DATA RECORDS Start Marker

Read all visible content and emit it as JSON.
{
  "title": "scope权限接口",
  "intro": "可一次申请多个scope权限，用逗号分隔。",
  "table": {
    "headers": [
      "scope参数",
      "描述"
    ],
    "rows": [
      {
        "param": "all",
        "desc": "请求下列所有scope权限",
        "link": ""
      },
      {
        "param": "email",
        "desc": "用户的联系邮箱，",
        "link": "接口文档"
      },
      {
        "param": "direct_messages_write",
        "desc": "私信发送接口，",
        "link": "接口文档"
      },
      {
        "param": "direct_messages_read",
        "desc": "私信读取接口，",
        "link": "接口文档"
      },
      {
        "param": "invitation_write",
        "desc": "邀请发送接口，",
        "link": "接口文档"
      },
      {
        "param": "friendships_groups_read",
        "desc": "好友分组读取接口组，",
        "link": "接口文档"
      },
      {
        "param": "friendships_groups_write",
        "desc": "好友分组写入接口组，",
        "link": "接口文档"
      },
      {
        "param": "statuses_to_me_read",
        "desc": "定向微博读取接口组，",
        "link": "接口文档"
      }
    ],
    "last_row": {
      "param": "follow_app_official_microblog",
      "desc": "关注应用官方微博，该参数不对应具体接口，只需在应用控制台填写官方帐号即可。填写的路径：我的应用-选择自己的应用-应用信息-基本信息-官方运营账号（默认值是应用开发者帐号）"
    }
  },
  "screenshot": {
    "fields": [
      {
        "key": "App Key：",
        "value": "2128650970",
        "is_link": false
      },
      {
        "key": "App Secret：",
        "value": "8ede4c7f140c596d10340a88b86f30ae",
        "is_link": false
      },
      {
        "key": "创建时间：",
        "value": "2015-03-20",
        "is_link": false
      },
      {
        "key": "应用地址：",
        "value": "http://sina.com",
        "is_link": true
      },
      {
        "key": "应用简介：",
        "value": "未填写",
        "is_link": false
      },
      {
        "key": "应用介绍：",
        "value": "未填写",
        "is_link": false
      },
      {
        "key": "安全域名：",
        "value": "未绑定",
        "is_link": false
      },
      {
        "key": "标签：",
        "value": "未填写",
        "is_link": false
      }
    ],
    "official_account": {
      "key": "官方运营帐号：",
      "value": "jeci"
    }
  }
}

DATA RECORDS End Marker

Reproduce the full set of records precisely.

Read all visible content and emit it as JSON.
{
  "title": "scope权限接口",
  "intro": "可一次申请多个scope权限，用逗号分隔。",
  "table": {
    "headers": [
      "scope参数",
      "描述"
    ],
    "rows": [
      {
        "param": "all",
        "desc": "请求下列所有scope权限",
        "link": ""
      },
      {
        "param": "email",
        "desc": "用户的联系邮箱，",
        "link": "接口文档"
      },
      {
        "param": "direct_messages_write",
        "desc": "私信发送接口，",
        "link": "接口文档"
      },
      {
        "param": "direct_messages_read",
        "desc": "私信读取接口，",
        "link": "接口文档"
      },
      {
        "param": "invitation_write",
        "desc": "邀请发送接口，",
        "link": "接口文档"
      },
      {
        "param": "friendships_groups_read",
        "desc": "好友分组读取接口组，",
        "link": "接口文档"
      },
      {
        "param": "friendships_groups_write",
        "desc": "好友分组写入接口组，",
        "link": "接口文档"
      },
      {
        "param": "statuses_to_me_read",
        "desc": "定向微博读取接口组，",
        "link": "接口文档"
      }
    ],
    "last_row": {
      "param": "follow_app_official_microblog",
      "desc": "关注应用官方微博，该参数不对应具体接口，只需在应用控制台填写官方帐号即可。填写的路径：我的应用-选择自己的应用-应用信息-基本信息-官方运营账号（默认值是应用开发者帐号）"
    }
  },
  "screenshot": {
    "fields": [
      {
        "key": "App Key：",
        "value": "2128650970",
        "is_link": false
      },
      {
        "key": "App Secret：",
        "value": "8ede4c7f140c596d10340a88b86f30ae",
        "is_link": false
      },
      {
        "key": "创建时间：",
        "value": "2015-03-20",
        "is_link": false
      },
      {
        "key": "应用地址：",
        "value": "http://sina.com",
        "is_link": true
      },
      {
        "key": "应用简介：",
        "value": "未填写",
        "is_link": false
      },
      {
        "key": "应用介绍：",
        "value": "未填写",
        "is_link": false
      },
      {
        "key": "安全域名：",
        "value": "未绑定",
        "is_link": false
      },
      {
        "key": "标签：",
        "value": "未填写",
        "is_link": false
      }
    ],
    "official_account": {
      "key": "官方运营帐号：",
      "value": "jeci"
    }
  }
}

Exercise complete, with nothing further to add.